The Role of Gut-skin Axis in Psoriasis: a Randomized Placebo-controlled Dietary Approach to Assess Clinical Efficacy in Mild-to-moderate Psoriasis
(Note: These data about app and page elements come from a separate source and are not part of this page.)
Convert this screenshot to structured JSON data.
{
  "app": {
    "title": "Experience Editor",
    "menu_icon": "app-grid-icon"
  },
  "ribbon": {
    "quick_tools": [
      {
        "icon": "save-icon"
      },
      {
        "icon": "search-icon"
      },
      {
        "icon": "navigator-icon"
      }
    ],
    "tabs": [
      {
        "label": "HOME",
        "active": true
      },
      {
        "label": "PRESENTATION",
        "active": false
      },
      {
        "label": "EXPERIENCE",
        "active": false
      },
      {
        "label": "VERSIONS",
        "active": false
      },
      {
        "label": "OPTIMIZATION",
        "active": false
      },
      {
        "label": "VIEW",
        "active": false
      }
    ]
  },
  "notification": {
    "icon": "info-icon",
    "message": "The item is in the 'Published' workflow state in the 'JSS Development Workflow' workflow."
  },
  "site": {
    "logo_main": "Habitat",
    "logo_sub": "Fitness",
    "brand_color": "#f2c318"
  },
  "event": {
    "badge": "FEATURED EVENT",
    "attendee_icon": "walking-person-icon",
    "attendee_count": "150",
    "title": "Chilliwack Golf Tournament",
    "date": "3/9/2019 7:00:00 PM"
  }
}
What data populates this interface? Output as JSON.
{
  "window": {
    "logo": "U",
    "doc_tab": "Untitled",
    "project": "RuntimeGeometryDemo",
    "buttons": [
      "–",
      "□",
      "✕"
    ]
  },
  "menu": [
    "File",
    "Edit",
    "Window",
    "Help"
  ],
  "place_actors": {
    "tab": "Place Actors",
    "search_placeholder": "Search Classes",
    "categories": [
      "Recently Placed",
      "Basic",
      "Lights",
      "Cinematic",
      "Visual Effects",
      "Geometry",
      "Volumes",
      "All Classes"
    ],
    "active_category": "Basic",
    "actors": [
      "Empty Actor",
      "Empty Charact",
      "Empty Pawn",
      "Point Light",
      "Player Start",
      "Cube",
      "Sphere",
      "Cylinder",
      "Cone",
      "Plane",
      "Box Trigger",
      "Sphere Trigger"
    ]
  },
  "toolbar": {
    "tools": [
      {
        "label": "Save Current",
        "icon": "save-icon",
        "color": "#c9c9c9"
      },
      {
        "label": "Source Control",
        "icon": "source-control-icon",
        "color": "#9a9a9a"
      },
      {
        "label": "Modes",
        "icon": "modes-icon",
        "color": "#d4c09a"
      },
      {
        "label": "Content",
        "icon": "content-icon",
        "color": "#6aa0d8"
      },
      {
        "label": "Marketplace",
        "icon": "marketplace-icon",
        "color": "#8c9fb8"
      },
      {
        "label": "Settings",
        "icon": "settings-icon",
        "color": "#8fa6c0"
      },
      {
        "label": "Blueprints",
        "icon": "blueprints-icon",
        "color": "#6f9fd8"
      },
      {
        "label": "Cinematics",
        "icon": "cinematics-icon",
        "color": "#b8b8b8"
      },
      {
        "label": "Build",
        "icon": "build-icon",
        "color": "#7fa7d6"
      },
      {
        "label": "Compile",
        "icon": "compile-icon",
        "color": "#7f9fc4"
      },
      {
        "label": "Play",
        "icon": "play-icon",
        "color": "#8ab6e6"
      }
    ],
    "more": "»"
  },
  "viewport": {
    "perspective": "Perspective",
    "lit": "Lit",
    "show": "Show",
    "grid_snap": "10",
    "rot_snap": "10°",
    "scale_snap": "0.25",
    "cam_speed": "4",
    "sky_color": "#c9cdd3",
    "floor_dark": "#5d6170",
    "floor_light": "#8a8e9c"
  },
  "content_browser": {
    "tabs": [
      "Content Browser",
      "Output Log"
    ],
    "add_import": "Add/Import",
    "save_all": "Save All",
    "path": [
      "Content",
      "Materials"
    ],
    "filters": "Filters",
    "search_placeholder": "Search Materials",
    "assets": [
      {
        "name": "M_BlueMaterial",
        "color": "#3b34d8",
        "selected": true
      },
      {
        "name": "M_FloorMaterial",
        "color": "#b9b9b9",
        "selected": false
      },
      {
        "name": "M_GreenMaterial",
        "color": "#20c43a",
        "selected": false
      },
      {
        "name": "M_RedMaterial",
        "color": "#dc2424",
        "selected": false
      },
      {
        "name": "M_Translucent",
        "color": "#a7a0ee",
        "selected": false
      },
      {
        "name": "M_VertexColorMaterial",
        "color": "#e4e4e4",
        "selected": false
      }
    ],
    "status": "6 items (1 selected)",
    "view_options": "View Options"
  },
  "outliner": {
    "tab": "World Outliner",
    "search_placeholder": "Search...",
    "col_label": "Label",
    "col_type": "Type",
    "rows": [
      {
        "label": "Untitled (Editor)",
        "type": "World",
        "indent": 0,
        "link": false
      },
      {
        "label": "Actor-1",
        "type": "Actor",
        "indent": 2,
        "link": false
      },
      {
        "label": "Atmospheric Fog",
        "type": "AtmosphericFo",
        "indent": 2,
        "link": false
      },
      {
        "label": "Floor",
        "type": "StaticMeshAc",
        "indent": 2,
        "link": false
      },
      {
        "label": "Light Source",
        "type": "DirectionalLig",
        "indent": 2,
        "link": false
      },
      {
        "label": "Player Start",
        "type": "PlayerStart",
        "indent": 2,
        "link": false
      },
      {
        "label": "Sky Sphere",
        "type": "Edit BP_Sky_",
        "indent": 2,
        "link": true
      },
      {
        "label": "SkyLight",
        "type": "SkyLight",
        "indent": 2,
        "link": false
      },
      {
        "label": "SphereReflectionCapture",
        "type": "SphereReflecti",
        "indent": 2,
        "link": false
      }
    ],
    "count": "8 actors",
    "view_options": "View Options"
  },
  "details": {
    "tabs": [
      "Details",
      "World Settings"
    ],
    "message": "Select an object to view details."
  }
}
Psoriasis is a systemic chronic inflammatory immune-mediated disease whose etiopathogenetic mechanisms involve genetic predisposition, and immunological and environmental factors. Its prevalence is about 3% in adults, and it is characterized by well-demarcated, erythematous plaques, covered by silvery-white scales, in elbows, knees, trunk, and scalp. However, psoriasis is far from being considered just a dermatologic condition because the cytokine's cascade, which lays behind its inflammatory and immune-mediated pathogenesis, can determine multiple systemic manifestations. In addition, several patients with psoriasis often complains of gastrointestinal (GI) symptoms. Therefore, authors focused their attention over the gut-skin axis and its possible pathogenetic and immunoregulatory role in psoriasis (i.e., altered gut barrier, increased blood concentration of gut microbiota-derived metabolites, systemic inflammation). In this context, several dietetic approaches (e.g., Mediterranean, low calories, protein-restricted, vegetarian diets, and gluten-free diet, GFD) have shown a certain efficacy in improve psoriasis cutaneous and systemic manifestations. In recent years, the existence of a wheat-related disorder in patients who do not suffer from CD or wheat allergy (WA) has been definitively ascertained and defined as Non-Celiac Wheat Sensitivity (NCWS). Its prevalence in the general population is unknown, but self-reported NCWS is around 10%. This condition is characterized by both GI and extraintestinal symptoms, which are triggered by wheat ingestion. In these patients, wheat ingestion might lead to alteration in intestinal permeability and gut microbiota and to systemic immune activation and inflammation. Based on the evidence of gut involvement in the pathogenesis and clinical manifestation of psoriasis, as well as on the ability of gluten/wheat to increase intestinal permeability, it could be hypothesized that gluten/wheat may represents one of the pathogenetic environmental factors of psoriasis and that its intake may be able to worsen symptoms in affected patients. The investigators hypothesize that a wheat-free diet (WFD) can reduce the inflammatory state and ameliorate the clinical symptoms in psoriasis patients. The successive clinical and immunologic reaction to the re-exposure to wheat ingestion, performed by an open challenge, will be also evaluated to confirm a wheat-dependent mechanism and to understand the underlining physiopathology.
• age >18 and <65 years;
• no systemic therapy for psoriasis for at least 3 months before inclusion in the study;
• negativity of anti-deamidated gliadin protein (anti-DGP) immunoglobulins (Ig) class A (IgA) and immunoglobulins (Ig)G, anti-tissue transglutaminase (anti-tTG) class IgA and IgG, and Endomysium antibodies (EmA);
• absence of WA (negative prick-test and/or specific serum immunoglobulins (Ig)E assay for wheat, gluten, and gliadin).